After a couple of what were considered to be disappointing sequels, Fast & Furious reunited Vin Diesel and Paul Walker within the franchise that made them… well ‘famous’ isn’t the word… maybe ‘known’ is better. And much like Al Pacino and Robert De Niro in Heat (1995 – Michael Mann) this film delights in the cocktease of delaying their eventual meeting, and so builds our anticipation. The relationship between the two – of what is up to this point some form of grudging respect, and will blossom into some peculiar form of love – moves to become the foundation of the majority of the subsequent movies in the series.
The opening sequence, when taken alongside Los Bandoleros, feels ultimately like it is from a completely different movie. Taking its cues from the Mission: Impossible film series, it is the tale of a heist gone epically wrong. Featuring an almost apocalyptic oil-tanker robbery, Justin Lin begins to integrate CGI into the still highly physical stunt sequences that are the highlights of series. From this scene onwards, entire landscapes and vehicles are constructed within computers – a fact that deeply harms the climatic sequence of this movie set in an entirely unreal underground tunnel. Lin will later forego such overwhelming fabrication, and rely much more on his physical second unit stunt team. This opening sequence is glorious, and emphasises just how appealing a screen-presence is Michelle Rodriguez. But it feels curiously detached from the body of the film, and reminds you of those Bond films – particularly The World is Not Enough (1999 – Michael Apted) – where the pre-credits sequence is so much more thrilling than the rest of the film.
Because it is lethargic film. The messy, slightly-incoherent underground sequences are distracting and feature almost weightless cars; thus much of the remaining pleasure comes from our slightly-knowing response to lines such as Han’s reference to ‘crazy shit in Tokyo’.
One of the strongest moves of the series is placing Paul Walker with cropped hair in a smart suit, because he looks smashing, and it is a huge leap forward from the slightly adolescent short-sleeve shirts he was sporting in 2 Fast 2 Furious. In addition, the series transforms him yet again into a highly agile physical performer. His opening foot chase is exhilarating and underlines how the character has once again been repositioned… this time nominally into a reluctant, closed-down police officer. One of the most interesting retcons the series performs is when it determinedly moves O’Conner into a member of the anti-hero group that Dom’s gang represents. The series attempts to write his motivation as an act of self-recognition, where he realises that he was a bad guy all along, but there is little prior evidence for this movement.

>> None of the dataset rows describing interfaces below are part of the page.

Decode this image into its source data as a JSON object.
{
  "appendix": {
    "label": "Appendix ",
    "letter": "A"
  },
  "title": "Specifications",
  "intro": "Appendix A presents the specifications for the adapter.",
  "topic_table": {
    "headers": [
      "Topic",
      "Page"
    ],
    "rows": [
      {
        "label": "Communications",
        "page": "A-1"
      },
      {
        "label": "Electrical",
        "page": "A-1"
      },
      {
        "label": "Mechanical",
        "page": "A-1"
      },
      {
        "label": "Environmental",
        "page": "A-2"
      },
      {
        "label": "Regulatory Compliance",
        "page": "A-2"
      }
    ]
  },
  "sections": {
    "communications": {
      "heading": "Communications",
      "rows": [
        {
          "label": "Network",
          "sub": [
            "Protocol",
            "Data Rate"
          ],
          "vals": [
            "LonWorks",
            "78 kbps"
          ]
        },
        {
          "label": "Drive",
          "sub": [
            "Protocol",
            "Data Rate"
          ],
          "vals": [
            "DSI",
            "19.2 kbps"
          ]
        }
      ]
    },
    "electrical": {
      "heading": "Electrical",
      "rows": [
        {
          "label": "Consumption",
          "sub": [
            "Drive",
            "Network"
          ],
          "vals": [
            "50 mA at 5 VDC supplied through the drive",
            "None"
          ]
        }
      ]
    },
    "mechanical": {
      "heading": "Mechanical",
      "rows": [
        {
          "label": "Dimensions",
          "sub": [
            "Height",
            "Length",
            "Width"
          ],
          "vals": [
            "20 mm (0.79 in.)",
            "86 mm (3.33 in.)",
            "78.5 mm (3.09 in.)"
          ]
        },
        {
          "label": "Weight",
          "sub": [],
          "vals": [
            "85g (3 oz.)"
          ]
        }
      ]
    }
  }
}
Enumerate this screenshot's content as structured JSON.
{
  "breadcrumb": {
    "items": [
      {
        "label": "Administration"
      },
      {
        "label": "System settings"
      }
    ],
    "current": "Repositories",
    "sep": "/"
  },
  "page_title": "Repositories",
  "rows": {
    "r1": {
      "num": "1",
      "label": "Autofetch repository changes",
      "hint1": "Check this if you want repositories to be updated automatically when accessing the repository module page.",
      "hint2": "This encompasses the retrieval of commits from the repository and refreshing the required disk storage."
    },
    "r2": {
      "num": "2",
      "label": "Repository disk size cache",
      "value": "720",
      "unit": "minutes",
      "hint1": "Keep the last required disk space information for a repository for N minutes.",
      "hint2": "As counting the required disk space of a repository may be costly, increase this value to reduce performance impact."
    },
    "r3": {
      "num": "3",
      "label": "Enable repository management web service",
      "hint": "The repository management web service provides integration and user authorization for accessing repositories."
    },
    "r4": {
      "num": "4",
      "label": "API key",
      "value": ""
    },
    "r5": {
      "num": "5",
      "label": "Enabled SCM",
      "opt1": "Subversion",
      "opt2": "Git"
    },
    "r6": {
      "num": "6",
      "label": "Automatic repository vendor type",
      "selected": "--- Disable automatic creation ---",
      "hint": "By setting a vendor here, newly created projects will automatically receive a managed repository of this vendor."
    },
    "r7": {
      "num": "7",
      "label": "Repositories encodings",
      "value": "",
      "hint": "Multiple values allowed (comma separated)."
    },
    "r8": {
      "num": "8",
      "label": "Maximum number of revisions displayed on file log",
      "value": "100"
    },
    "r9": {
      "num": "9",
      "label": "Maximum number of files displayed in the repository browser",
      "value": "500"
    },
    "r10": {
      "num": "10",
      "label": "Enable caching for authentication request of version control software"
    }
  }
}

Ultimately, Brian’s appeal is that he is an individual who is not fixed yet. He hasn’t quite figured out who he is, and his arrested development speaks profoundly to the struggles of self-identification that many of us face. His act of freeing Dom Toretto at the end of the first film is once again re-written; now it becomes a moment of self-loathing, where he realised he respected Dom more than himself. The series delights in its mercurial characters, constantly re-shifting and reconfiguring them. They are vehicles, designed to modified and upgraded.
In opposition to O’Conner stands Dom Toretto. Nominally mourning the loss of Letty (and Diesel is not particularly interested in modifying his performance to incorporate grief). Though some heavy-handed imagery, Dom becomes the arbiter of atonement, though the series neglects to underline how this represents a return to the violence he fought so hard to avoid in his first appearance. Perhaps this is how he copes with death – by becoming death himself. Delightfully, Toretto is recoded as queer; he returns to a largely asexual role in his senseless rejection of Gal Gadot. But his benign presence of strength looms over the film, and pulls everything around him into orbit. It is his kindness, his leadership, his motivation that drives the plot along.
And there are great moments to the plot. The twist of Braga being the main villain rather than a henchman is genuinely shocking. But the film suffers from some of Lin’s choices. As much as the slightly toxic environments of the street racing scene were present at the start of the series, it is once Lin starts to direct, that they move fully into the gratuitous shots of bottoms that plague the series. Add to this, the tired trope of dead girlfriends (Letty), the utter side-lining of Mia Toretto (and Letty, I suppose) and the use of ‘pussy’ as an insult, and we start to see a distasteful element of misogyny enter the series. Jordana Brewster does her best to work against this – she creates an effective performance of a woman who was hurt and betrayed by O’Conner when she was a child – but she pushed to the side of the narrative as the film progresses. Only Gal Gadot (another non-actor who becomes central to the series), making her series debut as Gisele Yashar, performs with a degree of agency, intelligence and intimidation.
But ultimately, the film lags. When one of your sequences relies on the tension of getting caught on CCTV, you know that as an audience it is a struggle to stay engaged. Fast & Furious ultimately works as a soft-reboot, and a taste of the thrills yet to come.
Fast & Furious rankings:
- The Fast and the Furious
- 2 Fast 2 Furious
- Fast & Furious
- Los Bandoleros
- Turbo Charged Prelude
Brian & Dom street racing scorecard:
Heavy-‘Han’ded references to Tokyo:
1 (Han refers to crazy shit happening there)